*** Data provided Section Begins ***

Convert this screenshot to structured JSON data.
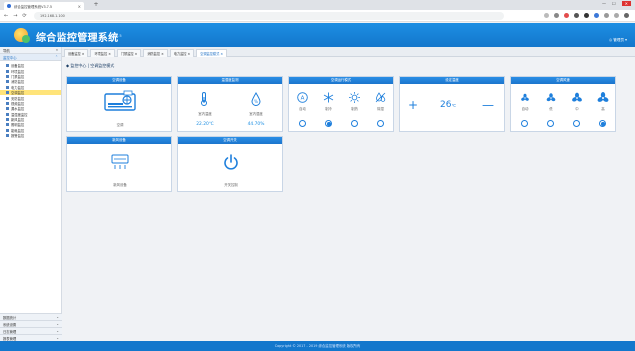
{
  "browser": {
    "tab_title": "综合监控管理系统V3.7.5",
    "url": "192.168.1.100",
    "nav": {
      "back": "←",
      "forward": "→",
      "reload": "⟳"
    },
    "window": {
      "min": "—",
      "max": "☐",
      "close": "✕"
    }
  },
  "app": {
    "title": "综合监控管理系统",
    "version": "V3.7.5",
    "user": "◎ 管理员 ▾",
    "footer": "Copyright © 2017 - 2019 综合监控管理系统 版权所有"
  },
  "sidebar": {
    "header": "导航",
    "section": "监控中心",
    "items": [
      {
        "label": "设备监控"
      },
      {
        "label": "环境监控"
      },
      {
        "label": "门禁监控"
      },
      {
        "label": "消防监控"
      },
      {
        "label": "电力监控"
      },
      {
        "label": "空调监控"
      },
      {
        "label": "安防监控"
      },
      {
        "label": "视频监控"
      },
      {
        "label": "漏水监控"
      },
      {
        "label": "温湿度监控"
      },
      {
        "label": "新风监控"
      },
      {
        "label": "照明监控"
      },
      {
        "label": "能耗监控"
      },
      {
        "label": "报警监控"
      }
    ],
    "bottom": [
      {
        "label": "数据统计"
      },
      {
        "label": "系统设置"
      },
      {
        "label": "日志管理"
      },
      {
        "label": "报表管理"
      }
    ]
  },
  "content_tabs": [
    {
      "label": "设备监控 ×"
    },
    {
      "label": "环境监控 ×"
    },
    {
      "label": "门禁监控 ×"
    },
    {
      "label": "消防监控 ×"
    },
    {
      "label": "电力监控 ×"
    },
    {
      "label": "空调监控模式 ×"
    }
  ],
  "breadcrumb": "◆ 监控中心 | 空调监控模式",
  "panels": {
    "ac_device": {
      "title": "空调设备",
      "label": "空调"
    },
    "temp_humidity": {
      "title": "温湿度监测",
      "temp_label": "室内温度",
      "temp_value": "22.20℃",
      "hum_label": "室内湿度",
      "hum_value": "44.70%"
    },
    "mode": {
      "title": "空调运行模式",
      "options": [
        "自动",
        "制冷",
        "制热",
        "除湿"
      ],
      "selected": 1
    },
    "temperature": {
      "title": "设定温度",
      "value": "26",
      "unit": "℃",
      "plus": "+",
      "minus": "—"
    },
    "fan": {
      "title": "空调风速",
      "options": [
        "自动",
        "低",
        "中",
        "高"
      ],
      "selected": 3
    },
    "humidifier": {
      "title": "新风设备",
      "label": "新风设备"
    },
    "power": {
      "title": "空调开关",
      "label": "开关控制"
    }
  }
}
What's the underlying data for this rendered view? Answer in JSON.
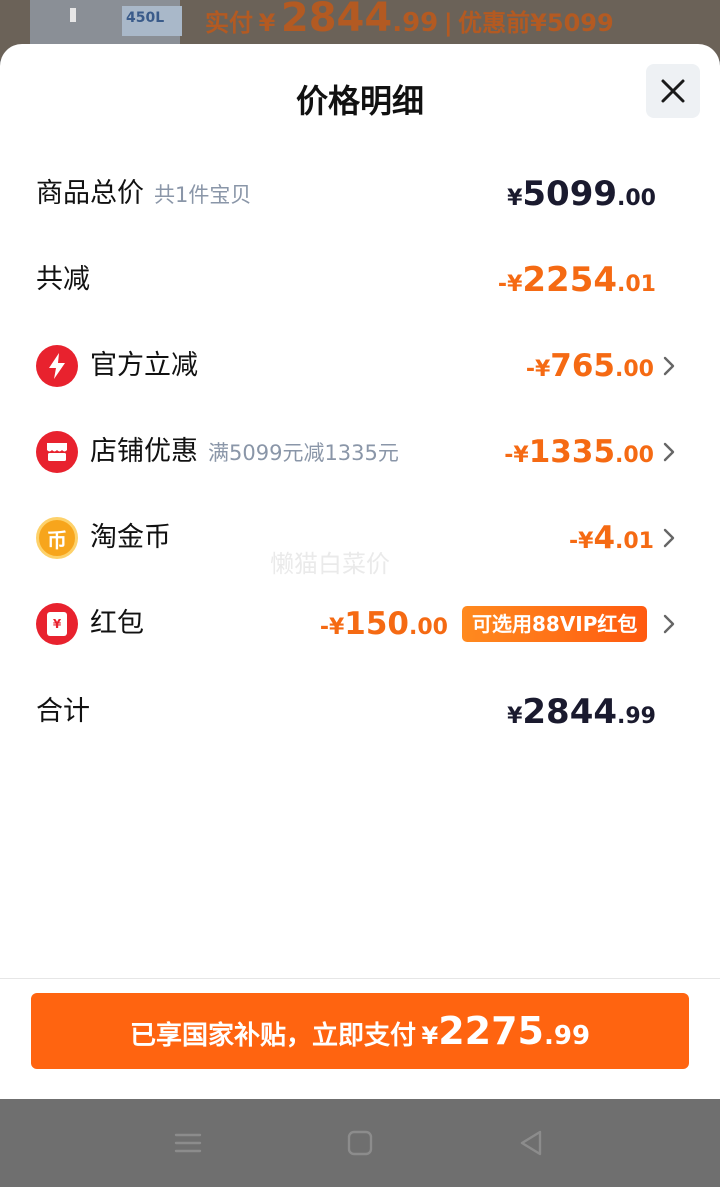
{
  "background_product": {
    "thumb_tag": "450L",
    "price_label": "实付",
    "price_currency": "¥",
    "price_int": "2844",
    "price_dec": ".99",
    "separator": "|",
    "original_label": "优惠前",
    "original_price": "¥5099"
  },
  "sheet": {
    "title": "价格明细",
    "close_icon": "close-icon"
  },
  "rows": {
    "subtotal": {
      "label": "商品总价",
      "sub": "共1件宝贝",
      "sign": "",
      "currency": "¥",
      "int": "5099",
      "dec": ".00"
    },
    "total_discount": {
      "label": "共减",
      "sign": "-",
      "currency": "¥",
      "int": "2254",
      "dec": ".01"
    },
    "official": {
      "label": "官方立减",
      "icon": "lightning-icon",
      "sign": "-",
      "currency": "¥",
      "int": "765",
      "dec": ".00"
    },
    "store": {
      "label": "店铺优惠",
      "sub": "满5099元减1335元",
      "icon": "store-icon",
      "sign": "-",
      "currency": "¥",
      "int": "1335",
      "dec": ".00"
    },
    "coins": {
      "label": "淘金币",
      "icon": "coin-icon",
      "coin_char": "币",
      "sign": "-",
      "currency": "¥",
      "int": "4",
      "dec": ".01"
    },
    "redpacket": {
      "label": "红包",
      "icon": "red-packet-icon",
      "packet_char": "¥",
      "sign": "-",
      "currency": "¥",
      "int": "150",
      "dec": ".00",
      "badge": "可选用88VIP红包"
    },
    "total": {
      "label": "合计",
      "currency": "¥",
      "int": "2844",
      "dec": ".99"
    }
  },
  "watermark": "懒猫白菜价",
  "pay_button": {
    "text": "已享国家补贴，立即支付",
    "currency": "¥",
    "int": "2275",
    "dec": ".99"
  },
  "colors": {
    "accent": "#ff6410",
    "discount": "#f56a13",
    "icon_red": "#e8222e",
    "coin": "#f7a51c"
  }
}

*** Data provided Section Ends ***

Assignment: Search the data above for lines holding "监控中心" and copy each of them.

Exercise output:
    "section": "监控中心",
  "breadcrumb": "◆ 监控中心 | 空调监控模式",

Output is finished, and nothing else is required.